Dr. Falk maintains that for some communities like Brooklyn, NY where housing and tuition are quite high, an increase in the wage can be detrimental to the local economy causing many small businesses to close and people to be out of work. He recommends Jewish families branch out of congested areas like NY and LA and settle in more economically feasible locations.
Jewish poverty is deeper than lacking food or money; there is an element of shame and silence to it as well. “85% of Jews have a college education. Taking aside the ultra- Orthodox Chassidim, most Jews are middle-class homeowners that earn a decent living.
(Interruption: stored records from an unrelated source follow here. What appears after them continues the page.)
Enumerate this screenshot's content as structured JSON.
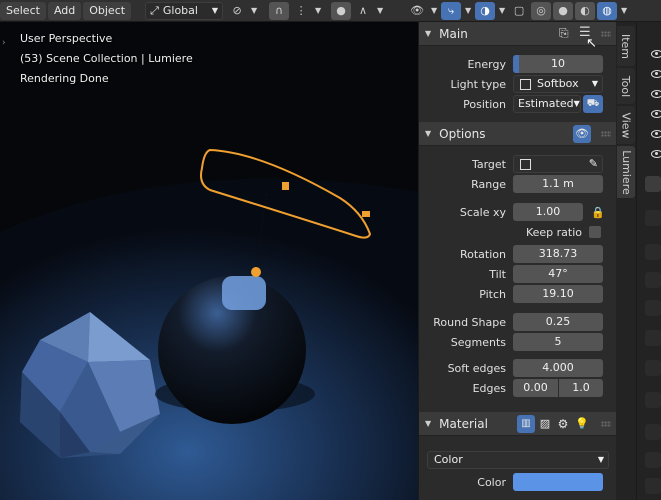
{
  "header": {
    "menu": [
      "Select",
      "Add",
      "Object"
    ],
    "orientation": "Global"
  },
  "viewport": {
    "overlay_lines": [
      "User Perspective",
      "(53) Scene Collection | Lumiere",
      "Rendering Done"
    ]
  },
  "panel": {
    "main": {
      "title": "Main",
      "energy_label": "Energy",
      "energy_value": "10",
      "light_type_label": "Light type",
      "light_type_value": "Softbox",
      "position_label": "Position",
      "position_value": "Estimated"
    },
    "options": {
      "title": "Options",
      "target_label": "Target",
      "range_label": "Range",
      "range_value": "1.1 m",
      "scale_label": "Scale xy",
      "scale_value": "1.00",
      "keep_ratio_label": "Keep ratio",
      "rotation_label": "Rotation",
      "rotation_value": "318.73",
      "tilt_label": "Tilt",
      "tilt_value": "47°",
      "pitch_label": "Pitch",
      "pitch_value": "19.10",
      "round_shape_label": "Round Shape",
      "round_shape_value": "0.25",
      "segments_label": "Segments",
      "segments_value": "5",
      "soft_edges_label": "Soft edges",
      "soft_edges_value": "4.000",
      "edges_label": "Edges",
      "edges_value_1": "0.00",
      "edges_value_2": "1.0"
    },
    "material": {
      "title": "Material",
      "mode_value": "Color",
      "color_label": "Color",
      "color_hex": "#5b93e6"
    }
  },
  "tabs": [
    "Item",
    "Tool",
    "View",
    "Lumiere"
  ],
  "colors": {
    "accent": "#4772b3",
    "light_outline": "#f0a030"
  }
}
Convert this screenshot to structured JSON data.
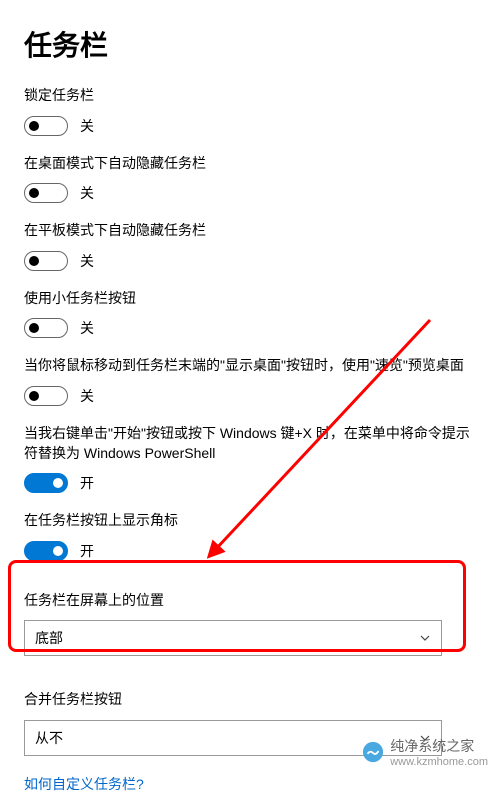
{
  "title": "任务栏",
  "settings": {
    "lock": {
      "label": "锁定任务栏",
      "state": "关"
    },
    "autohide_desktop": {
      "label": "在桌面模式下自动隐藏任务栏",
      "state": "关"
    },
    "autohide_tablet": {
      "label": "在平板模式下自动隐藏任务栏",
      "state": "关"
    },
    "small_buttons": {
      "label": "使用小任务栏按钮",
      "state": "关"
    },
    "peek": {
      "label": "当你将鼠标移动到任务栏末端的\"显示桌面\"按钮时，使用\"速览\"预览桌面",
      "state": "关"
    },
    "powershell": {
      "label": "当我右键单击\"开始\"按钮或按下 Windows 键+X 时，在菜单中将命令提示符替换为 Windows PowerShell",
      "state": "开"
    },
    "badges": {
      "label": "在任务栏按钮上显示角标",
      "state": "开"
    },
    "position": {
      "label": "任务栏在屏幕上的位置",
      "value": "底部"
    },
    "combine": {
      "label": "合并任务栏按钮",
      "value": "从不"
    }
  },
  "link": "如何自定义任务栏?",
  "watermark": {
    "text": "纯净系统之家",
    "url": "www.kzmhome.com"
  }
}
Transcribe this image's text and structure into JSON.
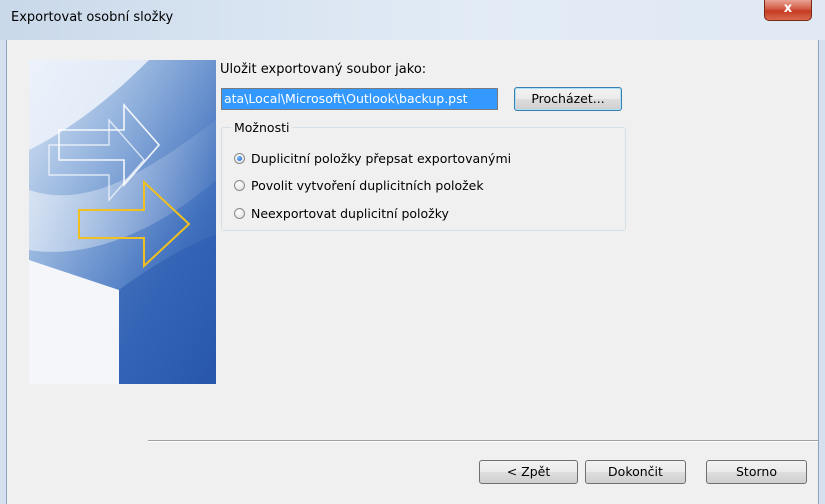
{
  "window": {
    "title": "Exportovat osobní složky",
    "close_glyph": "x"
  },
  "form": {
    "save_as_label": "Uložit exportovaný soubor jako:",
    "file_path_value": "ata\\Local\\Microsoft\\Outlook\\backup.pst",
    "browse_label": "Procházet..."
  },
  "options": {
    "legend": "Možnosti",
    "items": [
      {
        "label": "Duplicitní položky přepsat exportovanými",
        "checked": true
      },
      {
        "label": "Povolit vytvoření duplicitních položek",
        "checked": false
      },
      {
        "label": "Neexportovat duplicitní položky",
        "checked": false
      }
    ]
  },
  "footer": {
    "back_label": "< Zpět",
    "finish_label": "Dokončit",
    "cancel_label": "Storno"
  },
  "colors": {
    "selection": "#3399ff",
    "dialog_bg": "#f0f0f0",
    "close_red": "#c43b21",
    "banner_blue": "#2a5aa8"
  }
}
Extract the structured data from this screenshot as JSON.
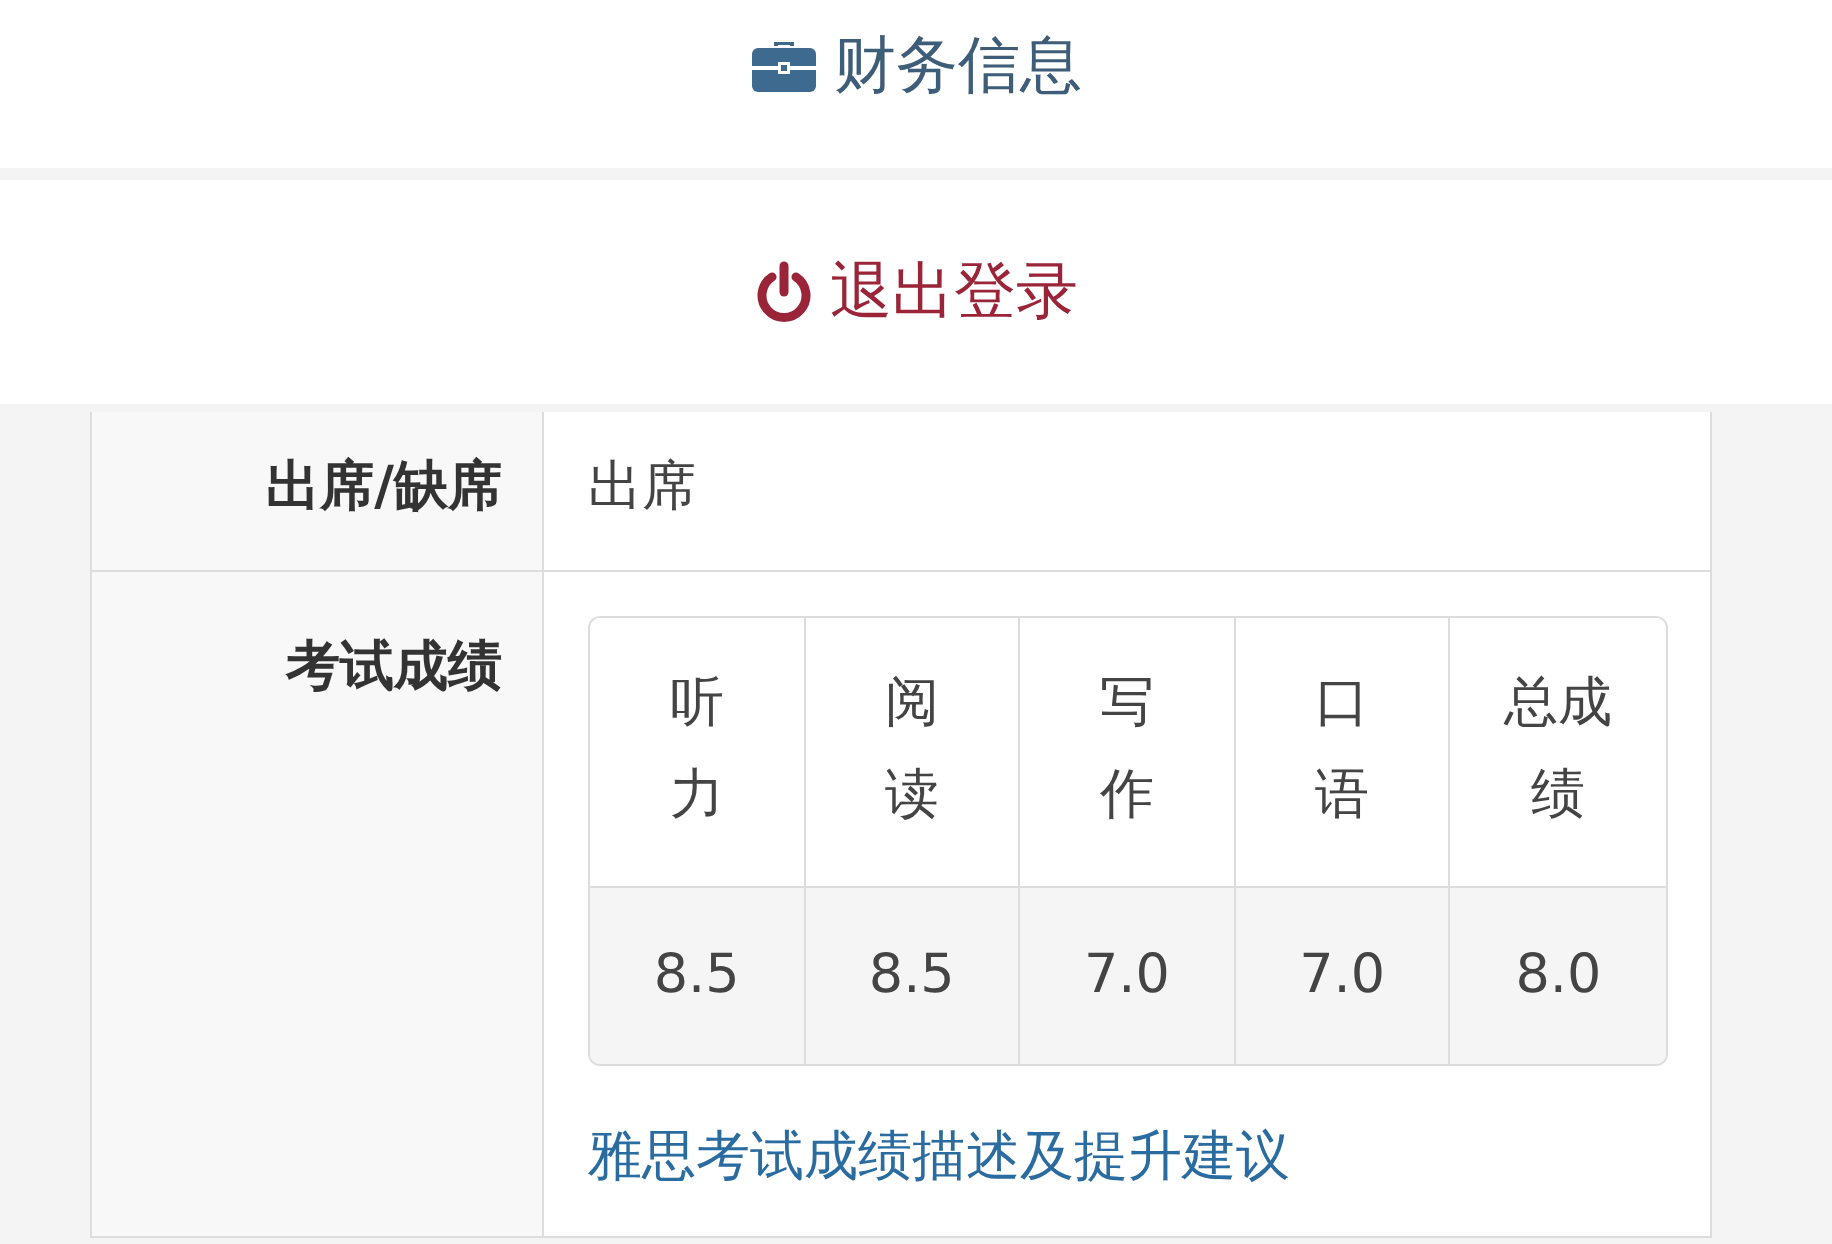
{
  "menu_items": [
    {
      "label": "财务信息",
      "kind": "finance"
    },
    {
      "label": "退出登录",
      "kind": "logout"
    }
  ],
  "details": [
    {
      "label": "出席/缺席",
      "value": "出席"
    },
    {
      "label": "考试成绩",
      "scores": {
        "columns": [
          "听力",
          "阅读",
          "写作",
          "口语",
          "总成绩"
        ],
        "values": [
          "8.5",
          "8.5",
          "7.0",
          "7.0",
          "8.0"
        ]
      },
      "link": "雅思考试成绩描述及提升建议"
    }
  ]
}
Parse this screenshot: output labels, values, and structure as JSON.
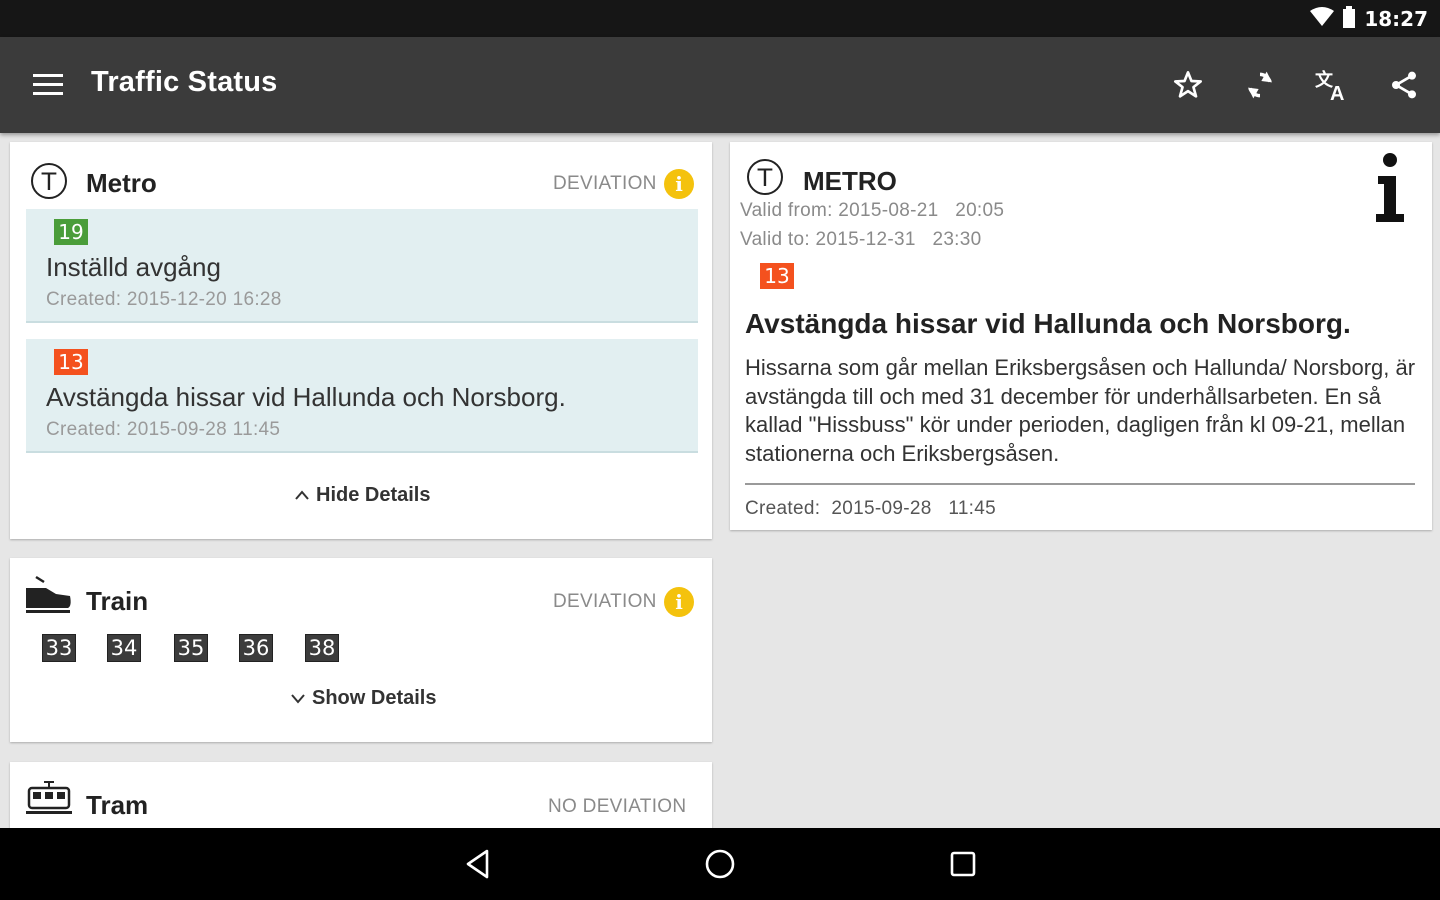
{
  "status_bar": {
    "time": "18:27"
  },
  "app_bar": {
    "title": "Traffic Status",
    "actions": [
      "star-icon",
      "refresh-icon",
      "translate-icon",
      "share-icon"
    ]
  },
  "colors": {
    "app_bar": "#3b3b3b",
    "deviation_item_bg": "#e2eff1",
    "badge_green": "#4a9d3a",
    "badge_orange": "#f4511e",
    "info_yellow": "#f4c20d"
  },
  "metro_card": {
    "title": "Metro",
    "status": "DEVIATION",
    "items": [
      {
        "line": "19",
        "line_color": "#4a9d3a",
        "title": "Inställd avgång",
        "created": "Created:  2015-12-20 16:28"
      },
      {
        "line": "13",
        "line_color": "#f4511e",
        "title": "Avstängda hissar vid Hallunda och Norsborg.",
        "created": "Created:  2015-09-28 11:45"
      }
    ],
    "toggle": "Hide Details"
  },
  "train_card": {
    "title": "Train",
    "status": "DEVIATION",
    "lines": [
      "33",
      "34",
      "35",
      "36",
      "38"
    ],
    "toggle": "Show Details"
  },
  "tram_card": {
    "title": "Tram",
    "status": "NO DEVIATION"
  },
  "detail": {
    "mode": "METRO",
    "valid_from": "Valid from: 2015-08-21   20:05",
    "valid_to": "Valid to: 2015-12-31   23:30",
    "line": "13",
    "title": "Avstängda hissar vid Hallunda och Norsborg.",
    "description": "Hissarna som går mellan Eriksbergsåsen och Hallunda/ Norsborg, är avstängda till och med 31 december för underhållsarbeten. En så kallad \"Hissbuss\" kör under perioden, dagligen från kl 09-21, mellan stationerna och Eriksbergsåsen.",
    "created": "Created:  2015-09-28   11:45"
  }
}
The ones that are poverty stricken are invisible in the sense that they do not participate in Jewish communal affairs such as dinners and auctions since they cannot afford such extravagant events. They are embarrassed and do not attend such functions making them inactive members of the community. There is also this false assumption that ‘all Jews have money,’ which just adds to their shame,” explains Dr. Falk, who says the number of poor Jews might even be higher than estimated.
Poverty is a complex issue with many variables, but certainly, education is the cornerstone of any solution. It is wonderful that we have organizations implemented to assist the needy, and government programs are a lifesaver for many, but they don’t address or correct the root of the problem. Of course, there are those that will be chronically poor due to disability, mental illness or certain unfortunate life situations, but certainly instilling education is imperative in combating this issue; increasing or keeping the minimum wage stagnant is only one component in this multifaceted debate. Most agree that the current wage, at least in states like NY and NJ, does not coincide with inflation, but increasing it may harm those that need it most. In the delicate scale that is the US economy, the debate continues to rage.
Facts about Minimum Wage
New Zealand was the first country to implement minimum wage laws way back in 1894.
Saudi Arabia, United Arab Emirates, Hong Kong, Chile, Denmark and Singapore are among the rare but few developed countries that don’t prescribe to minimum wage laws.
Five southern states have no minimum wage laws, including Louisiana, Mississippi, Alabama, Tennessee, and South Carolina.
62% of minimum wage workers are women and 38% men, according to 2014 data analyzed by the Pew Research Center.
Data courtesy of Time.com
|General Minimum Wage Rate Schedule|
|NYC – Large Employers (of 11 or more)||$11.00||$13.00||$15.00|
|NYC – Small Employers (10 or less)||$10.50||$12.00||$13.50||$15.00|
|Long Island & Westchester||$10.00||$11.00||$12.00||$13.00||$14.00||$15.00|
|Remainder of New York State||$9.70||$10.40||$11.10||$11.80||$12.50|